Table of Contents
What Is A Roux
A roux is equal parts fat and flour. It is the base of many sauces and serves as a thickener for soups and sauces.
Butter is commonly used, but you can also use oil, bacon fat, or the drippings from roasting or frying when making a gravy. The butter or fat is melted, and then the flour is added and cooked until it is thick and free of lumps. Once it is made, you can then add a liquid to create a super smooth sauce.
How To Make a Roux
Melt Fat – Start by heating a skillet or saucepan over medium heat and melting the butter, or other fat.
Add Flour – After the butter or fat is melted, whisk in the flour until combined. Cook for a couple of minutes, while whisking, until it is golden and bubbling. There should be no lumps.
To Turn the Roux into a Sauce – To make a sauce or gravy, add your broth, milk, or another liquid and herbs/seasonings. You can also add cheese at this point to make a smooth cheese sauce, like for mac and cheese!
Types of Roux
There are three main stages in making a roux: white, blond, and brown roux. The primary difference between these stages is the cooking time and color of the roux. Different recipes call for different stages.
White: Cook for a few minutes until the mixture is smooth and has a pale, ivory color. It should not take on any brown color. White roux is typically used in white sauces like béchamel and as a thickener for Cheese Sauce or Sausage Gravy.
Blond: A Blond roux is used in a variety of sauces, including velouté and some soups. It is slightly puffed and has a slightly nuttier flavor compared to a white roux. Simmer for 3-4 minutes.
Dark: A brown roux is commonly used in Cajun and Creole cooking, as well as in dishes like gumbo and some gravies. It imparts a deeper, more complex flavor to sauces and soups. It takes at least 5-8 minutes of simmering, so be careful not to burn it; it should have a rich, brown hue but not be black or scorched.
A typical roux uses a 1:1 ratio (or equal parts) of fat and flour. For extra thick sauces, you can use a little more flour.
A roux is made in 3 simple steps: melt the butter or fat, whisk in the flour while cooking for a couple of minutes, then slowly whisk in the liquid to make your sauce.
It’s best to cook the roux over medium heat. You want the roux to get a golden color but you don’t want the flour to burn.
The roux is done and ready for the liquid to be added when it is smooth (no lumps from the flour), thick, and lightly golden in color. It will also have a slight nutty smell.
- Do not add flour after adding liquid – It’s important to add all of your flour to the fat before you add the liquid. If you add flour after adding the liquid it will clump up and won’t properly incorporate into the sauce.

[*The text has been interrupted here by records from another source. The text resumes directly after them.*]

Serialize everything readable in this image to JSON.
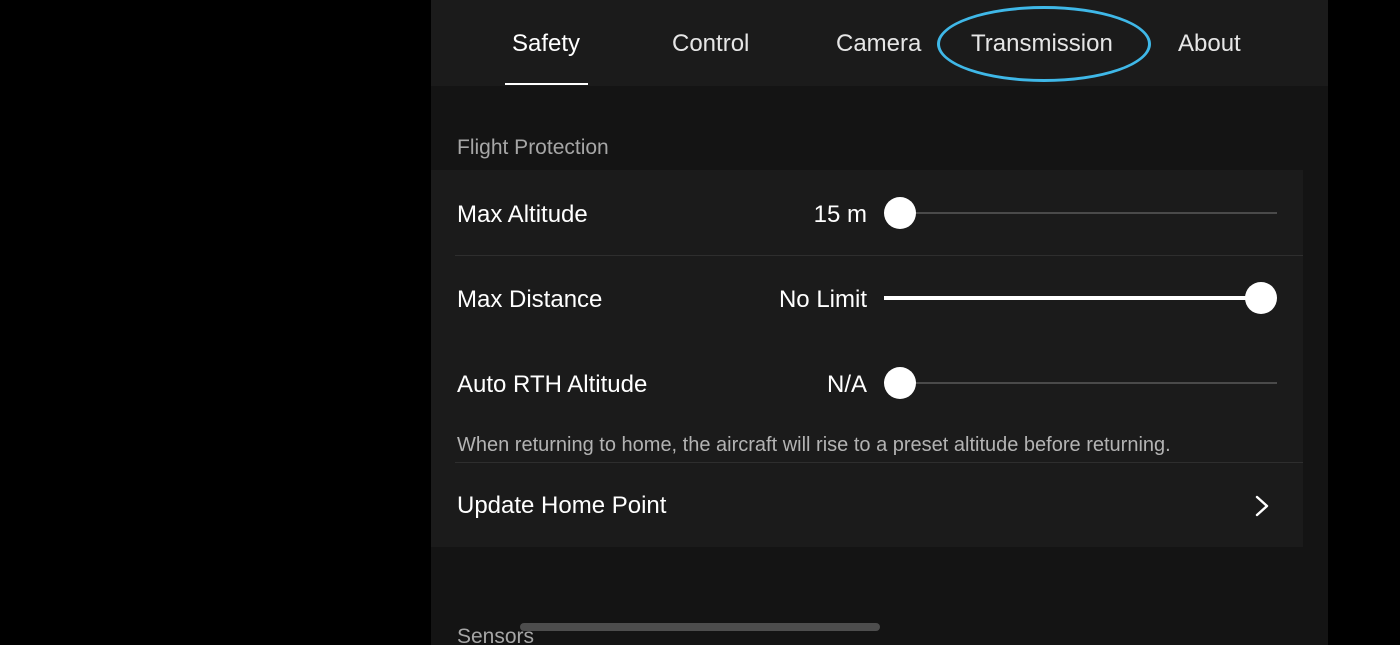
{
  "tabs": [
    {
      "label": "Safety",
      "active": true
    },
    {
      "label": "Control",
      "active": false
    },
    {
      "label": "Camera",
      "active": false
    },
    {
      "label": "Transmission",
      "active": false,
      "highlighted": true
    },
    {
      "label": "About",
      "active": false
    }
  ],
  "flight_protection": {
    "title": "Flight Protection",
    "max_altitude": {
      "label": "Max Altitude",
      "value": "15 m",
      "slider_fraction": 0.0
    },
    "max_distance": {
      "label": "Max Distance",
      "value": "No Limit",
      "slider_fraction": 1.0
    },
    "auto_rth_altitude": {
      "label": "Auto RTH Altitude",
      "value": "N/A",
      "slider_fraction": 0.0
    },
    "rth_hint": "When returning to home, the aircraft will rise to a preset altitude before returning.",
    "update_home_point": {
      "label": "Update Home Point",
      "icon": "chevron-right-icon"
    }
  },
  "sensors": {
    "title": "Sensors"
  },
  "colors": {
    "highlight_ring": "#3fb8e8",
    "panel_background": "#141414",
    "card_background": "#1b1b1b",
    "slider_fill": "#ffffff",
    "slider_track": "#4a4a4a"
  }
}
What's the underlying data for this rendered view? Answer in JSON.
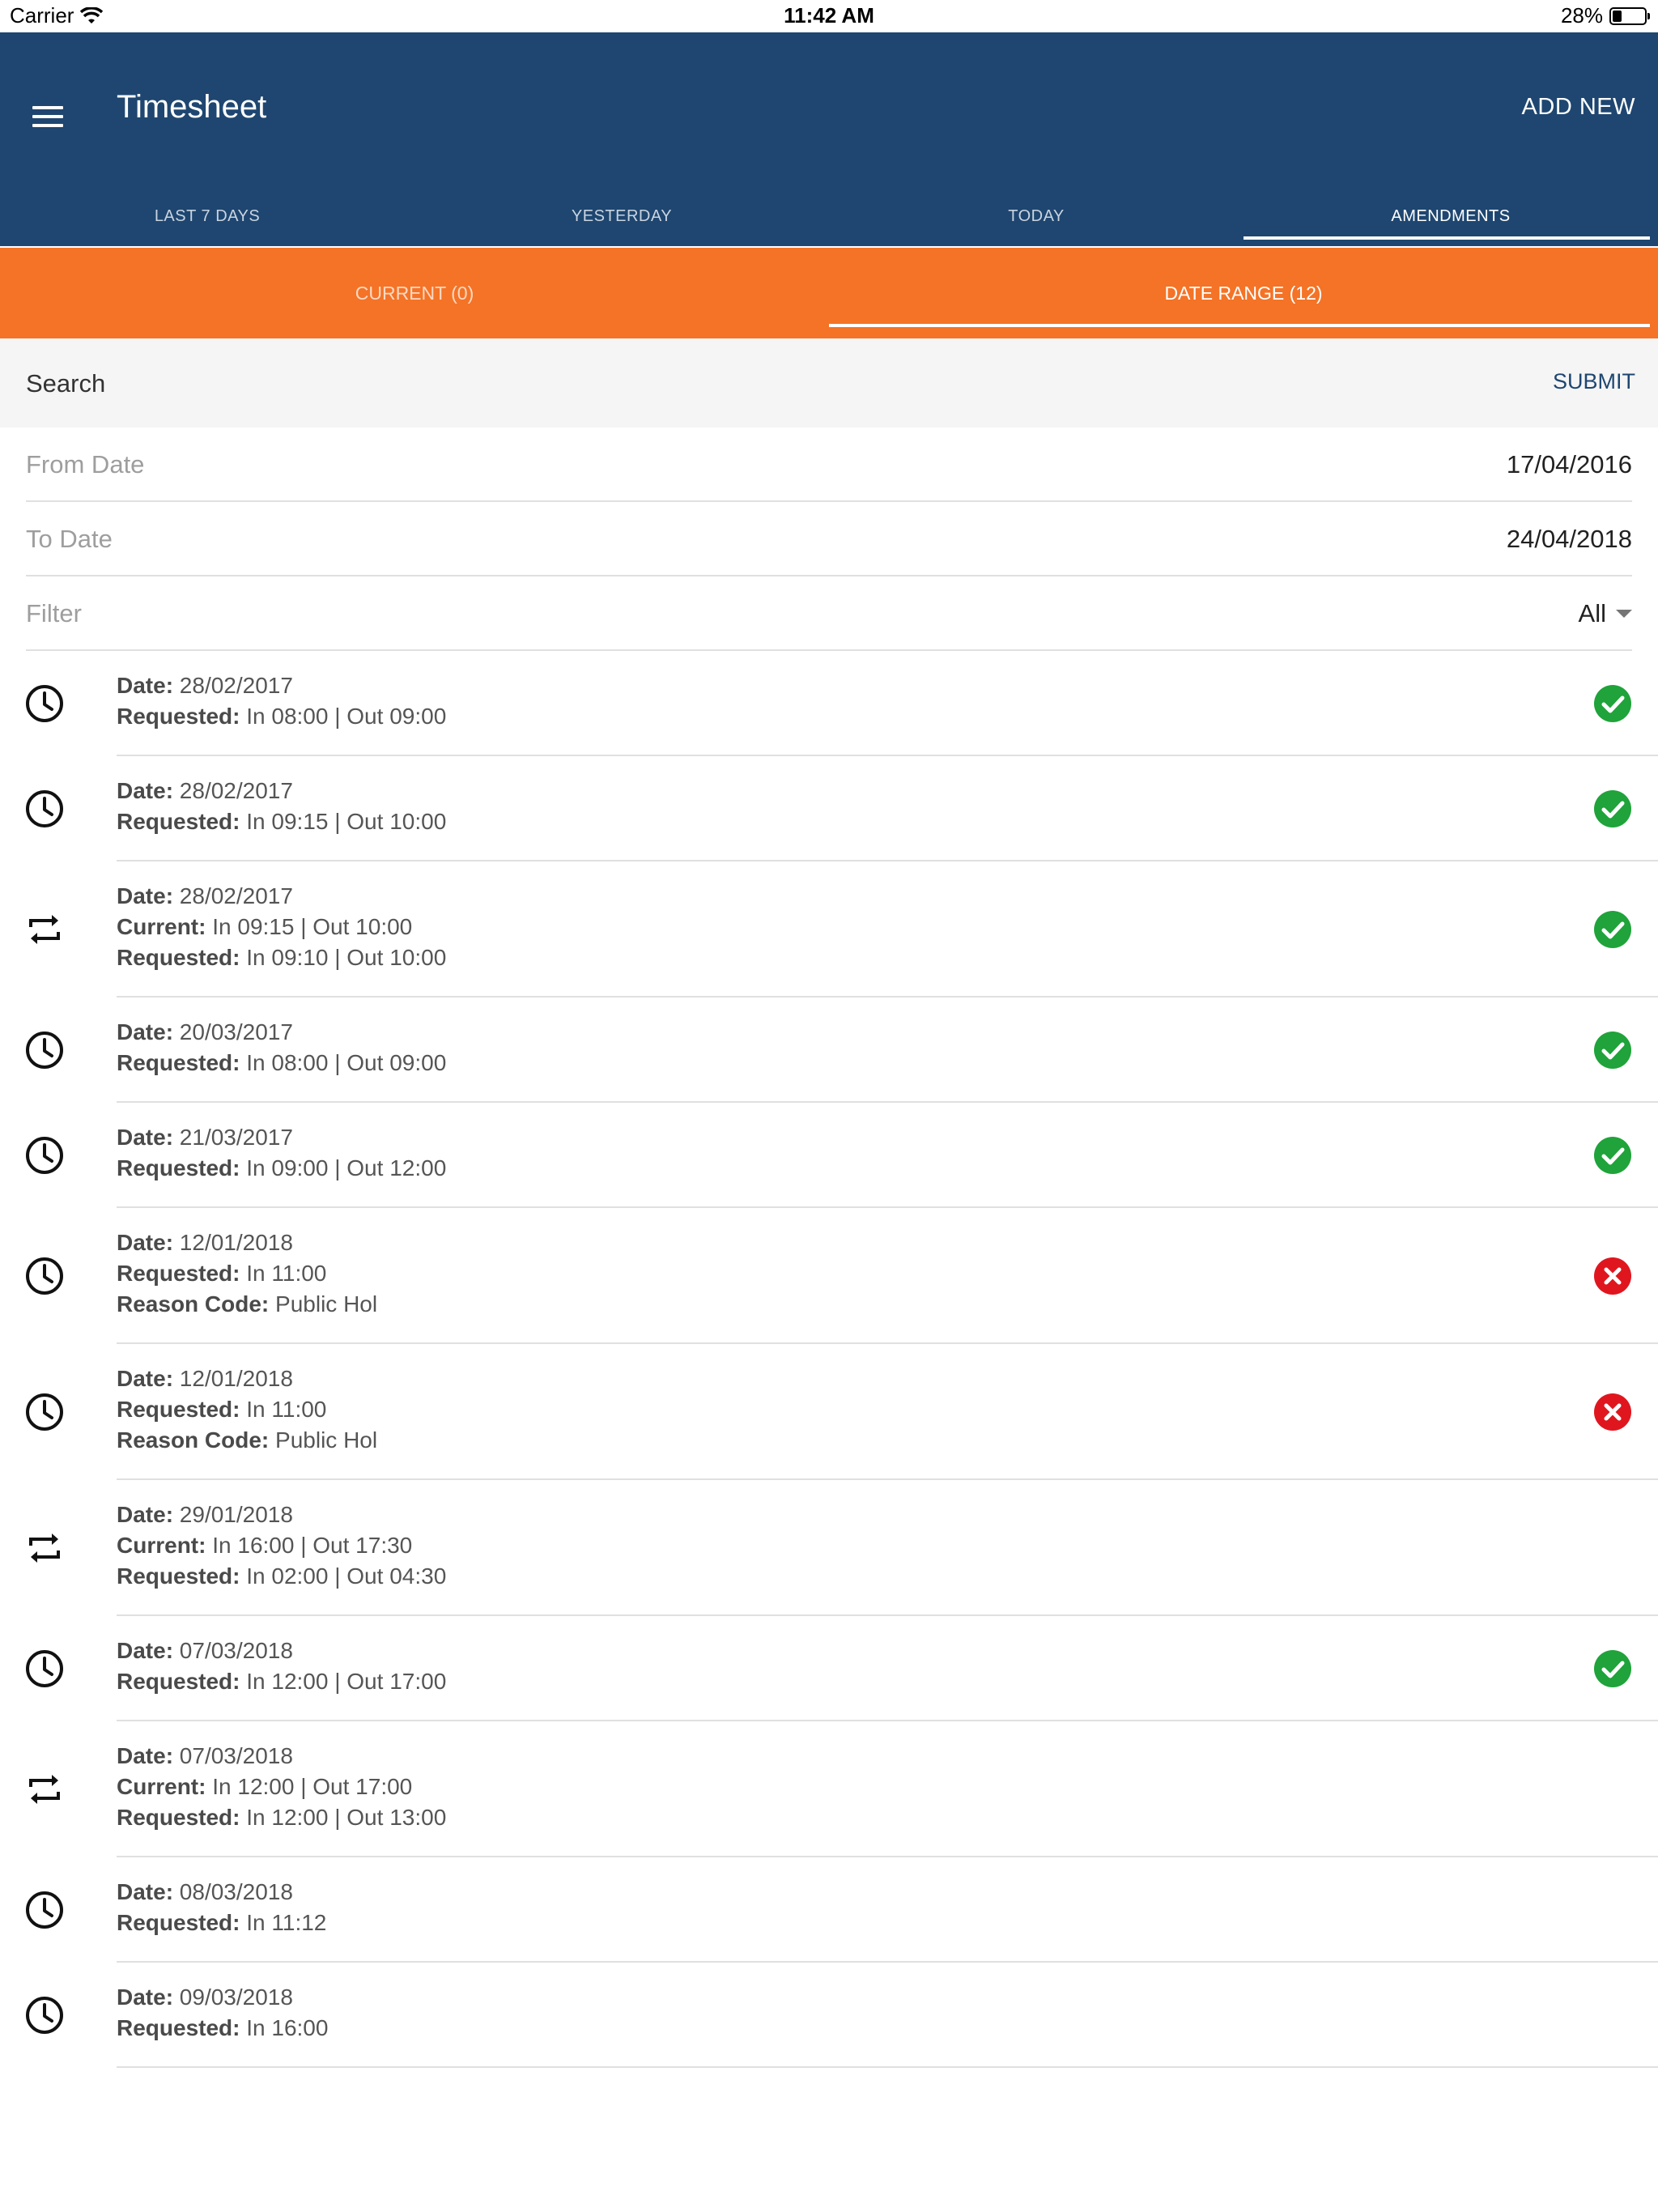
{
  "status_bar": {
    "carrier": "Carrier",
    "time": "11:42 AM",
    "battery": "28%",
    "battery_level": 0.28
  },
  "header": {
    "title": "Timesheet",
    "add_new": "ADD NEW"
  },
  "main_tabs": [
    {
      "label": "LAST 7 DAYS",
      "active": false
    },
    {
      "label": "YESTERDAY",
      "active": false
    },
    {
      "label": "TODAY",
      "active": false
    },
    {
      "label": "AMENDMENTS",
      "active": true
    }
  ],
  "sub_tabs": [
    {
      "label": "CURRENT (0)",
      "active": false
    },
    {
      "label": "DATE RANGE (12)",
      "active": true
    }
  ],
  "search": {
    "label": "Search",
    "submit": "SUBMIT"
  },
  "form": {
    "from_label": "From Date",
    "from_value": "17/04/2016",
    "to_label": "To Date",
    "to_value": "24/04/2018",
    "filter_label": "Filter",
    "filter_value": "All"
  },
  "colors": {
    "header": "#1e4670",
    "accent": "#f47326",
    "approved": "#1fa33a",
    "rejected": "#e0161f"
  },
  "items": [
    {
      "icon": "clock-icon",
      "status": "approved",
      "lines": [
        {
          "k": "Date:",
          "v": "28/02/2017"
        },
        {
          "k": "Requested:",
          "v": "In 08:00 | Out 09:00"
        }
      ]
    },
    {
      "icon": "clock-icon",
      "status": "approved",
      "lines": [
        {
          "k": "Date:",
          "v": "28/02/2017"
        },
        {
          "k": "Requested:",
          "v": "In 09:15 | Out 10:00"
        }
      ]
    },
    {
      "icon": "swap-icon",
      "status": "approved",
      "lines": [
        {
          "k": "Date:",
          "v": "28/02/2017"
        },
        {
          "k": "Current:",
          "v": "In 09:15 | Out 10:00"
        },
        {
          "k": "Requested:",
          "v": "In 09:10 | Out 10:00"
        }
      ]
    },
    {
      "icon": "clock-icon",
      "status": "approved",
      "lines": [
        {
          "k": "Date:",
          "v": "20/03/2017"
        },
        {
          "k": "Requested:",
          "v": "In 08:00 | Out 09:00"
        }
      ]
    },
    {
      "icon": "clock-icon",
      "status": "approved",
      "lines": [
        {
          "k": "Date:",
          "v": "21/03/2017"
        },
        {
          "k": "Requested:",
          "v": "In 09:00 | Out 12:00"
        }
      ]
    },
    {
      "icon": "clock-icon",
      "status": "rejected",
      "lines": [
        {
          "k": "Date:",
          "v": "12/01/2018"
        },
        {
          "k": "Requested:",
          "v": "In 11:00"
        },
        {
          "k": "Reason Code:",
          "v": "Public Hol"
        }
      ]
    },
    {
      "icon": "clock-icon",
      "status": "rejected",
      "lines": [
        {
          "k": "Date:",
          "v": "12/01/2018"
        },
        {
          "k": "Requested:",
          "v": "In 11:00"
        },
        {
          "k": "Reason Code:",
          "v": "Public Hol"
        }
      ]
    },
    {
      "icon": "swap-icon",
      "status": "none",
      "lines": [
        {
          "k": "Date:",
          "v": "29/01/2018"
        },
        {
          "k": "Current:",
          "v": "In 16:00 | Out 17:30"
        },
        {
          "k": "Requested:",
          "v": "In 02:00 | Out 04:30"
        }
      ]
    },
    {
      "icon": "clock-icon",
      "status": "approved",
      "lines": [
        {
          "k": "Date:",
          "v": "07/03/2018"
        },
        {
          "k": "Requested:",
          "v": "In 12:00 | Out 17:00"
        }
      ]
    },
    {
      "icon": "swap-icon",
      "status": "none",
      "lines": [
        {
          "k": "Date:",
          "v": "07/03/2018"
        },
        {
          "k": "Current:",
          "v": "In 12:00 | Out 17:00"
        },
        {
          "k": "Requested:",
          "v": "In 12:00 | Out 13:00"
        }
      ]
    },
    {
      "icon": "clock-icon",
      "status": "none",
      "lines": [
        {
          "k": "Date:",
          "v": "08/03/2018"
        },
        {
          "k": "Requested:",
          "v": "In 11:12"
        }
      ]
    },
    {
      "icon": "clock-icon",
      "status": "none",
      "lines": [
        {
          "k": "Date:",
          "v": "09/03/2018"
        },
        {
          "k": "Requested:",
          "v": "In 16:00"
        }
      ]
    }
  ]
}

- More flour for a thicker sauce – A typical roux uses a 1:1 ratio or equal part. So 2 tablespoons of fat and 2 tablespoons of flour. If you are making a very thick sauce, then you can add a little more flour (3 tablespoons of flour to the 2 tablespoons of fat).
- Whisk Frequently – When adding the flour to cook, make sure to whisk often so the flour incorporates into the fat and doesn’t clump up.

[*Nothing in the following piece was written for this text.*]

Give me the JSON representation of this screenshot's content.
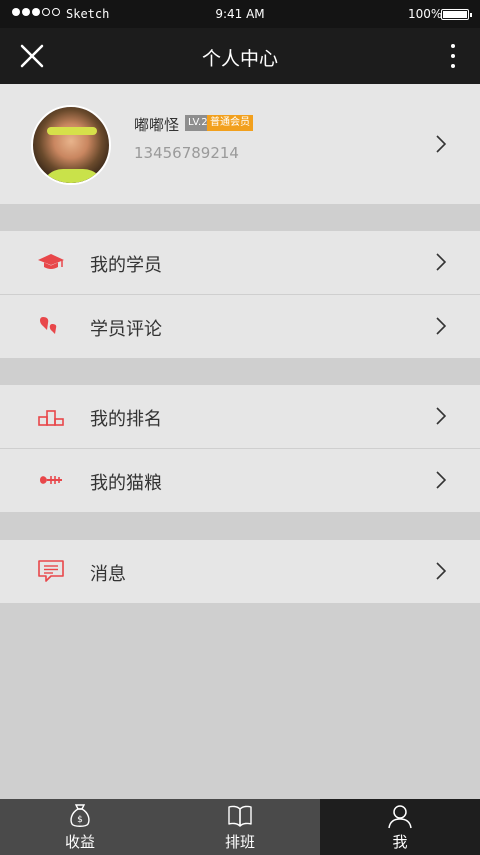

Recipes That Use A Roux
- Beer Cheese Soup
- Sausage Gravy
- Spaghetti Mac and Cheese
- Chicken Pot Pie With Biscuits
- Loaded Baked Potato Soup
- Cracker Barrel Hashbrown Casserole
How to Make a Roux
- 1/4 cup butter
- 1/4 cup all-purpose flour
- salt and pepper
- In a medium saucepan over medium heat, melt butter.
- Add flour and whisk constantly until fully incorporated.
- Simmer over low heat for 1-2 minutes to cook the flour. It should be slightly puffed and light in color, and have a nutty aroma. For a darker roux, cook for 3-10 minutes (see notes).
- Add liquid (chicken broth, milk, cream, etc), whisking to fully incorporate each addition. Add seasonings and simmer to thicken.
- White: 1-2 minutes
- Blond: 3-4 minutes
- Dark: 7-10 minutes